*Items from an interface collection*:
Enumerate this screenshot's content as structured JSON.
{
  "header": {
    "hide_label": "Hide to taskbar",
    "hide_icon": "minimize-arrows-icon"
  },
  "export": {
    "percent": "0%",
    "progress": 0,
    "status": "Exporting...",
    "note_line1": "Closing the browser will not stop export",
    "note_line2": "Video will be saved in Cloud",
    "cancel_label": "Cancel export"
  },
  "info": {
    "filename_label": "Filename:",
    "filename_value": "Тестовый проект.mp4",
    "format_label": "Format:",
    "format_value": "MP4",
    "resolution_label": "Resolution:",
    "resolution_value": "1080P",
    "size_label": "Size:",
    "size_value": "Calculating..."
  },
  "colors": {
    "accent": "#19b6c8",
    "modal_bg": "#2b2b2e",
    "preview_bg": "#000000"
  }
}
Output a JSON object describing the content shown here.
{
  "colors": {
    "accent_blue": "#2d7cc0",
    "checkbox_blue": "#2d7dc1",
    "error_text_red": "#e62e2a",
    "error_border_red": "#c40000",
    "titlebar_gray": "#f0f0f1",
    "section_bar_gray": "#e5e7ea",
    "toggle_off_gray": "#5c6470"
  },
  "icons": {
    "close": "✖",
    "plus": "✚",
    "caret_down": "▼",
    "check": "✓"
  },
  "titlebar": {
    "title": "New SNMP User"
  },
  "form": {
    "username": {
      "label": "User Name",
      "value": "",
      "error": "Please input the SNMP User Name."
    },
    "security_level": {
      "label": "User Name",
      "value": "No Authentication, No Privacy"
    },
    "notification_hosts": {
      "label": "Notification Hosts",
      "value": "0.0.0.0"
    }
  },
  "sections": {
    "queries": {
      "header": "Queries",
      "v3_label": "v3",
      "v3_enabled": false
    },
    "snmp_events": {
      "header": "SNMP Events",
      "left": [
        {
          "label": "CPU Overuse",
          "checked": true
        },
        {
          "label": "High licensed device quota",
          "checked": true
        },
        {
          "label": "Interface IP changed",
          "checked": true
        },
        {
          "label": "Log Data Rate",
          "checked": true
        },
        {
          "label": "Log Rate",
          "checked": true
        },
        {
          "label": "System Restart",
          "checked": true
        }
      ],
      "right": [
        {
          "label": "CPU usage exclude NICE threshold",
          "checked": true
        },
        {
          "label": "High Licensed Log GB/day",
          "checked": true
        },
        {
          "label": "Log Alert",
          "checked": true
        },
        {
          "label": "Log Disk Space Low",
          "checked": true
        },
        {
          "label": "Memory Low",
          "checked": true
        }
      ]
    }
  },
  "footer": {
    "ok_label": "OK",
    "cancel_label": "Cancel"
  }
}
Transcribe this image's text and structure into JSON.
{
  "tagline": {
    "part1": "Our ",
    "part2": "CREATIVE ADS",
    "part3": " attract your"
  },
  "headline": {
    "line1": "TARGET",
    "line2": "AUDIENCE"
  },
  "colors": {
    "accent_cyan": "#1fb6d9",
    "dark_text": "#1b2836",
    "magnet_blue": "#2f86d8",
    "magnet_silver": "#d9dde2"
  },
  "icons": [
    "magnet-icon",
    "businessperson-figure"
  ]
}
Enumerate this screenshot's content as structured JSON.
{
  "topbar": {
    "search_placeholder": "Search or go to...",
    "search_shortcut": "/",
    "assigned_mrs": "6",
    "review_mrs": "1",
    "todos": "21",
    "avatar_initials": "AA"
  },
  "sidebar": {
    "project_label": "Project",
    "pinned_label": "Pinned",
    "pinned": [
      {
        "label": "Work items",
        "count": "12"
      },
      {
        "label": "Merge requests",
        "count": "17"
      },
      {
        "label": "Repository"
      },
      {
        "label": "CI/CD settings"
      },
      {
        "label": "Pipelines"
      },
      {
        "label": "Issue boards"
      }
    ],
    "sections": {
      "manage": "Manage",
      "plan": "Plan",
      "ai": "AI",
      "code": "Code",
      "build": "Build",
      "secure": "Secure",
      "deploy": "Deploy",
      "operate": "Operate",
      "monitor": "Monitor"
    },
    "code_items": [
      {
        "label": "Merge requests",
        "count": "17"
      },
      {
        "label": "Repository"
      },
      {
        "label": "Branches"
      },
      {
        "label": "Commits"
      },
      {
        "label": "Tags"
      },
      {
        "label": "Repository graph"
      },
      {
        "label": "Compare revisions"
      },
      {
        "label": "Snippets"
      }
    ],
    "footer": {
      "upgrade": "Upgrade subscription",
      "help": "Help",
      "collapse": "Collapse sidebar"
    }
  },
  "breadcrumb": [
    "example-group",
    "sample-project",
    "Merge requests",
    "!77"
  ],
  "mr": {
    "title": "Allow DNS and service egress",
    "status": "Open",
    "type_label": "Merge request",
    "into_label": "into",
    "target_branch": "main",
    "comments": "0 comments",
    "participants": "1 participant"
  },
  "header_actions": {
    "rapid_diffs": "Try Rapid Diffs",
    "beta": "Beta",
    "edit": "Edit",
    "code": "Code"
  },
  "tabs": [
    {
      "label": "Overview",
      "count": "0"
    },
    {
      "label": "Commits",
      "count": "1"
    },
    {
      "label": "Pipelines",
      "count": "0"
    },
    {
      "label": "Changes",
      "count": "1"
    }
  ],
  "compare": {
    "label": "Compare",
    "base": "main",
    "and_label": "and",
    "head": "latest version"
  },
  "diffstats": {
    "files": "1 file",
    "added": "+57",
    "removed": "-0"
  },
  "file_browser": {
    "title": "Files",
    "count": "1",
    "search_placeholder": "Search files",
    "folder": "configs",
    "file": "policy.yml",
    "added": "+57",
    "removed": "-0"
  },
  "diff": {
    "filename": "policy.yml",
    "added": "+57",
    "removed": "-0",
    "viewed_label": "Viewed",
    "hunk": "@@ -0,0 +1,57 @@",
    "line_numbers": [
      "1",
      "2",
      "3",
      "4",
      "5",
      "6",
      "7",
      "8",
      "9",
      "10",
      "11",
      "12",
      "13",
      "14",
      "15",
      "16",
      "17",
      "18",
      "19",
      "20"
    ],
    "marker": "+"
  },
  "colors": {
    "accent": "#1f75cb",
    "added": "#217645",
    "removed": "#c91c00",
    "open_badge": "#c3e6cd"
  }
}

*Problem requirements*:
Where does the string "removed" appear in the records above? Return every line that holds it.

*Task answer*:
    "removed": "-0"
    "removed": "-0"
    "removed": "-0",
    "removed": "#c91c00",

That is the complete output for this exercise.